-- DATA TO USE follows --

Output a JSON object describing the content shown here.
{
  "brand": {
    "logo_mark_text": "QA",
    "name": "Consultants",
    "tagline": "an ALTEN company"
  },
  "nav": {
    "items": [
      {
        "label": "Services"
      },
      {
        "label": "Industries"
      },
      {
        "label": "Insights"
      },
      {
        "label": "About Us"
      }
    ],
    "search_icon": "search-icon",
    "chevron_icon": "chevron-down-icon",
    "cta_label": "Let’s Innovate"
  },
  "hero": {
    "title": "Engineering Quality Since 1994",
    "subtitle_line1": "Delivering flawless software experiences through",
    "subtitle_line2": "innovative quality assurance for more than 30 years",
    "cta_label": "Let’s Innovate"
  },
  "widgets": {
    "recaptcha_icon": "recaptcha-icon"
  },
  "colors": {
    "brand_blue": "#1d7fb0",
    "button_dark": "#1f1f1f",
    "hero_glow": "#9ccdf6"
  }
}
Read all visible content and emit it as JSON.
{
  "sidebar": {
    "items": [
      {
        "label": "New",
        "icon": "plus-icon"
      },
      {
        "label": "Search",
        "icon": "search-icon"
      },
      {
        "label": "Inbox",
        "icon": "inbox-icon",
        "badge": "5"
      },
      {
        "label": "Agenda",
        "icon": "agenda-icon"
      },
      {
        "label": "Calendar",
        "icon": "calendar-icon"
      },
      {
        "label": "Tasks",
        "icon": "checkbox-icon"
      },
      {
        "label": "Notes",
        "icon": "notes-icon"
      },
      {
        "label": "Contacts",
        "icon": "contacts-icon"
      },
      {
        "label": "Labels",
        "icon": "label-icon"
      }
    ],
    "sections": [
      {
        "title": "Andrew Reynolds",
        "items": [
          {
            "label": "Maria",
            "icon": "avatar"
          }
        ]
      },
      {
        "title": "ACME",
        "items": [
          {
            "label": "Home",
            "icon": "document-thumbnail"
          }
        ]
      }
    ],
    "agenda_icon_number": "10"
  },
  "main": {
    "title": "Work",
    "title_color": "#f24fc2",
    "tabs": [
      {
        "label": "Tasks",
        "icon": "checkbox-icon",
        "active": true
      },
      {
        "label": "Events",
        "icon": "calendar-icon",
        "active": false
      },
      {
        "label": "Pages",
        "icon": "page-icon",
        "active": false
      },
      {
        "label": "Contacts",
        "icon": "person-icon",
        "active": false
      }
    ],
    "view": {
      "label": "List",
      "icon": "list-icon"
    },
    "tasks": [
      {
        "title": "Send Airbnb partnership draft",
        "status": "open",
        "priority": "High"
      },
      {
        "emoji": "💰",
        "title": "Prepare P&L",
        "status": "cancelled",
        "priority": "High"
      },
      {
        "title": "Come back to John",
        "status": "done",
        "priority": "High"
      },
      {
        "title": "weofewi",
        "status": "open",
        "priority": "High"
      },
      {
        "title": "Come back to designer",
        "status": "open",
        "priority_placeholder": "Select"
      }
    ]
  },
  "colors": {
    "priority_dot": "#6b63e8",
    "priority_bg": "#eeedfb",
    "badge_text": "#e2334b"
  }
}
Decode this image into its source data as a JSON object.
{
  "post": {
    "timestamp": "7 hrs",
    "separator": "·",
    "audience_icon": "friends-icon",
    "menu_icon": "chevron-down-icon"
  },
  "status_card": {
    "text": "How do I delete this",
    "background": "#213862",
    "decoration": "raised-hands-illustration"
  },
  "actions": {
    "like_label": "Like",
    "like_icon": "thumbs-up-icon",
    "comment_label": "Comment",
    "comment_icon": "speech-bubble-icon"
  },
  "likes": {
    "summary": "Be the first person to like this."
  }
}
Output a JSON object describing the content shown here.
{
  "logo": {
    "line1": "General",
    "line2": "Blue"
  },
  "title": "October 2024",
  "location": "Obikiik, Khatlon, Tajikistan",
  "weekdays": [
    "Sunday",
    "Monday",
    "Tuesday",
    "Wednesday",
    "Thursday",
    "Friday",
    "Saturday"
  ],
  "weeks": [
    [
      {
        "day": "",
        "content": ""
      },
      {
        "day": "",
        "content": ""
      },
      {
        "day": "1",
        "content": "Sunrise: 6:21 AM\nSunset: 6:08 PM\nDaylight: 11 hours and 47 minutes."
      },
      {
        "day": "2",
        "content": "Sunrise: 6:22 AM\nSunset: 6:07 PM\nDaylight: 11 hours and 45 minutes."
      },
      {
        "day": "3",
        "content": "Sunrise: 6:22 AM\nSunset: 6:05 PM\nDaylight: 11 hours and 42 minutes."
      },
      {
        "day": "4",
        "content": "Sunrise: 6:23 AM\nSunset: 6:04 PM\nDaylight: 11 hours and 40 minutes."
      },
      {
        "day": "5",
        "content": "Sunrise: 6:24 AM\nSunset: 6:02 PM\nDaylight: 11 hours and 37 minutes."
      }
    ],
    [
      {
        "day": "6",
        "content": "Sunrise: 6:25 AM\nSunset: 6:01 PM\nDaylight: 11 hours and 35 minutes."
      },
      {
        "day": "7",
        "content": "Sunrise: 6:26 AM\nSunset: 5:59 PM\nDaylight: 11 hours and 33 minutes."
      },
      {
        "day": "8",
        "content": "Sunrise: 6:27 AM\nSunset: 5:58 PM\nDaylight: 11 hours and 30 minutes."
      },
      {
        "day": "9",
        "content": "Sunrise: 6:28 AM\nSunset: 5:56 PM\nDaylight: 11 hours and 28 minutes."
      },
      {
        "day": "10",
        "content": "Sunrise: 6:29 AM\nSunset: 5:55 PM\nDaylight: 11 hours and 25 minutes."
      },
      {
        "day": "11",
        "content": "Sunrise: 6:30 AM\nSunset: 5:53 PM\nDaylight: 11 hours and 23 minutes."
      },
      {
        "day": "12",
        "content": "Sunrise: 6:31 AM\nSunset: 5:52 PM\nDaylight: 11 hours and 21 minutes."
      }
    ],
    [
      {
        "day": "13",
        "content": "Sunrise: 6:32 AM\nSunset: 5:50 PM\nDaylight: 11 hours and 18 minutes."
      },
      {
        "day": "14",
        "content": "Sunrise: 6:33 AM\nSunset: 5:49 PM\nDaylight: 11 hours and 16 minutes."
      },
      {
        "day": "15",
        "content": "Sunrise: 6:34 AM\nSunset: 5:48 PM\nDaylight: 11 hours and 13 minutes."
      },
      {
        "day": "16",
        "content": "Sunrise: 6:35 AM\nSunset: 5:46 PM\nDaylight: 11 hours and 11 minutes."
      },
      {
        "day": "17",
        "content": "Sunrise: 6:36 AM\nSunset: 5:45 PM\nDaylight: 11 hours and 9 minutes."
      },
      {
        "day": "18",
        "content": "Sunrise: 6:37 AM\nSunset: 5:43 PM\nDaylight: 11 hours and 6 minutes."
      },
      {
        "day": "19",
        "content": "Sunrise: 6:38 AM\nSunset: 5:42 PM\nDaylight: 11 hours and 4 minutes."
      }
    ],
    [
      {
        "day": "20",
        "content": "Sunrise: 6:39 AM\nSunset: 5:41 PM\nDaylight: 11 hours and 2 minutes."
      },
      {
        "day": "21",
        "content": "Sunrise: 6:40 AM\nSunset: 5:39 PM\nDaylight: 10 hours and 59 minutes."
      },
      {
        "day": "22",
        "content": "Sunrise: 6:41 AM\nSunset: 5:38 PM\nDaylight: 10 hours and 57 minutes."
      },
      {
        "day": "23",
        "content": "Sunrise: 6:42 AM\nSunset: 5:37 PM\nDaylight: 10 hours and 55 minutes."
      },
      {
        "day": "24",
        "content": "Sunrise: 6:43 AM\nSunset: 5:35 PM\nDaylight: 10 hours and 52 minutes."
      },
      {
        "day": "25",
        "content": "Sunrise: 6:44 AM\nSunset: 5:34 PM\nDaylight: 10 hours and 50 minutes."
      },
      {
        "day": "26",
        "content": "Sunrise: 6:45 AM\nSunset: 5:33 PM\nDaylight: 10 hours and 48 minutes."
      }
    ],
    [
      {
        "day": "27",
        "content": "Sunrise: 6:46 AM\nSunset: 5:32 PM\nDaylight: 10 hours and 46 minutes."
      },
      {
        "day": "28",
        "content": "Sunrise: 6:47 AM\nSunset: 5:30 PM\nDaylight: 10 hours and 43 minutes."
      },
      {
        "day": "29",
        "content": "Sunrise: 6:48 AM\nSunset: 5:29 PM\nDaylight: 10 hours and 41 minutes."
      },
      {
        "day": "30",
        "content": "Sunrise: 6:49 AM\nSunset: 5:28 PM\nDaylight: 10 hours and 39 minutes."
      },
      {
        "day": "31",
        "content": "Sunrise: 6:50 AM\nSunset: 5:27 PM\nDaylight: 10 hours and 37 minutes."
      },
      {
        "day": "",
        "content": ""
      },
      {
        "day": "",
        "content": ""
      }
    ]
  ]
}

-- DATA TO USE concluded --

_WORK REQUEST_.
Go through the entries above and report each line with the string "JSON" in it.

_TASK OUTPUT_.
Output a JSON object describing the content shown here.
Read all visible content and emit it as JSON.
Decode this image into its source data as a JSON object.
Output a JSON object describing the content shown here.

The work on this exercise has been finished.